In fact, the only discussion of private label distributors in the ERG report specifically excludes those entities from the definition of a labeler:
Some specification development is done under the specification developer’s brand; other times, specification developers are contracted by private label distributors to provide the specifications and coordinate the manufacturing of the device to those specifications. Distributors are not allowed to list devices in FDA’s database, however, and do not keep the device records. In the first case, where the specification developer and the contract manufacturer are the only parties involved, we assume that the costs of labeling are ultimately borne by the specification developer. In the second case, where a third party private labeler is involved, it is still assumed that the specification developer is the UDI labeler of record and incurs the immediate costs of any UDI requirements. Some of these costs might be passed to the third-party private labeler or the labeler might handle the actual label application and thereby incur costs. Nevertheless, we assume that the specification developers bear the costs and impacts because there is no way to clearly determine the extent of third-party interactions.
May 2012 ERG Report, at 3-13 (emphasis added).
Thus, in addressing the situation where there is a specification developer and a private labeler, ERG expressly allocated the UDI compliance costs to the specification developer—not the private label distributor.
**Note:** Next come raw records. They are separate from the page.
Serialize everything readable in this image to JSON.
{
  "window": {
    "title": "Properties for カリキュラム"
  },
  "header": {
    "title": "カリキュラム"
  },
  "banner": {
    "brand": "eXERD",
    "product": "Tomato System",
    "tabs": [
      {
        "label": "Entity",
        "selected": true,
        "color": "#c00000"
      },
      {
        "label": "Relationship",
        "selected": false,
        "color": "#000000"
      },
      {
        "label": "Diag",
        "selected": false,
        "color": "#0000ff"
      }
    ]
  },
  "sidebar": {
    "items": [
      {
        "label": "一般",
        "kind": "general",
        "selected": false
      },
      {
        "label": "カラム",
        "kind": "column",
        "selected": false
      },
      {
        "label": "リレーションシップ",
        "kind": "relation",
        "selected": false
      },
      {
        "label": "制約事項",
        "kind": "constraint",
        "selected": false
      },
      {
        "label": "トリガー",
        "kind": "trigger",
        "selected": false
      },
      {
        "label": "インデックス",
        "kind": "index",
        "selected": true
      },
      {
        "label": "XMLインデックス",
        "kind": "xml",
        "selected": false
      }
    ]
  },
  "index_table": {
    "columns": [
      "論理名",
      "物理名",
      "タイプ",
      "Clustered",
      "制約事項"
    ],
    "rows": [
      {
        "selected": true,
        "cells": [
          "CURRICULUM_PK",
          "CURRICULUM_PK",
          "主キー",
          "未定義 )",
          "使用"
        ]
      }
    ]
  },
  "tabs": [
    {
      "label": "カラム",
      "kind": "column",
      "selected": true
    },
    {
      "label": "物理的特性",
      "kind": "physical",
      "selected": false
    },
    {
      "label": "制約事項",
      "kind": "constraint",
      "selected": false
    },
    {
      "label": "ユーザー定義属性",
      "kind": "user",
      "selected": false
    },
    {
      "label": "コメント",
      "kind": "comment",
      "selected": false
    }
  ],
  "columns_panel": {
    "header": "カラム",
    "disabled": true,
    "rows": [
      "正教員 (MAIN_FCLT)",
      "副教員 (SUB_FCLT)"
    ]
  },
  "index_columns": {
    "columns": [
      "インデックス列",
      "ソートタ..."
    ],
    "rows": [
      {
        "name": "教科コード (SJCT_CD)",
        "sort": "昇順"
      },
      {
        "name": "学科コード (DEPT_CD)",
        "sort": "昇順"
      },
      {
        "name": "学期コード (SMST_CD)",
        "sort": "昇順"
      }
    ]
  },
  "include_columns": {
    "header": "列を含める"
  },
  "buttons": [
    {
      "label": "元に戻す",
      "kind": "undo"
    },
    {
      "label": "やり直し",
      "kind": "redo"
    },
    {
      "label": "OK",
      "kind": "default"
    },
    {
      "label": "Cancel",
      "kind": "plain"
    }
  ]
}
In its own cost analysis, FDA does not specifically mention private label distributors, but accepts the analysis provided by ERG.
We understand that it is FDA’s position that most of the costs for UDI compliance will in fact be borne by the manufacturer or specification developer, and not the private label distributor, since most of the costs associated with compliance relate to label printing. Under this view, the economic impact report is correct in stating that the costs of UDI compliance will be borne by the manufacturer or specification developer. The flaw in this argument, however, rests with the actual words in the report—not only does it say that costs will be borne by the specification developer, it also says that the “specification developer is the UDI labeler of record.” If costs could be separated out from UDI labeler of record, that should have been specified. But it was not, and the economic report therefore is clear that private labeler distributors do not bear the costs associated with UDI compliance, nor are they the “UDI labeler of record.”
Based upon the language of the proposed rule, private label distributors had no reason to believe that they would be subject to UDI regulatory obligations. If FDA believed that private label distributors were subject to the UDI regulation, the agency should have said so explicitly. FDA’s subsequent application of UDI regulations has therefore come as quite a surprise, and without input from this large segment of industry. FDA should remedy this situation by publicly renouncing its position that private label distributors are “labelers” for purposes of the UDI rule.
We would finally note that this is just one of the many confounding aspects of the UDI regulation. FDA may have initially thought the UDI rules were straightforward. They are not. A recent report found that “just 15% of respondents indicate that they are already compliant with the next phase of the regulation, and of those who are currently working towards compliance, nearly 40% will be taking it right to the due date of Sept. 24th.” Taking the Pulse of UDI Compliance, A Survey of the Medical Device Industry on Compliance and Labeling. With that September 24 compliance date looming, it may be too late to fix the multiple ambiguities of the UDI regulation. However, the UDI regulation should stand as an abject lesson in the need for greater clarity whenever CDRH considers imposing a major new regulatory obligation.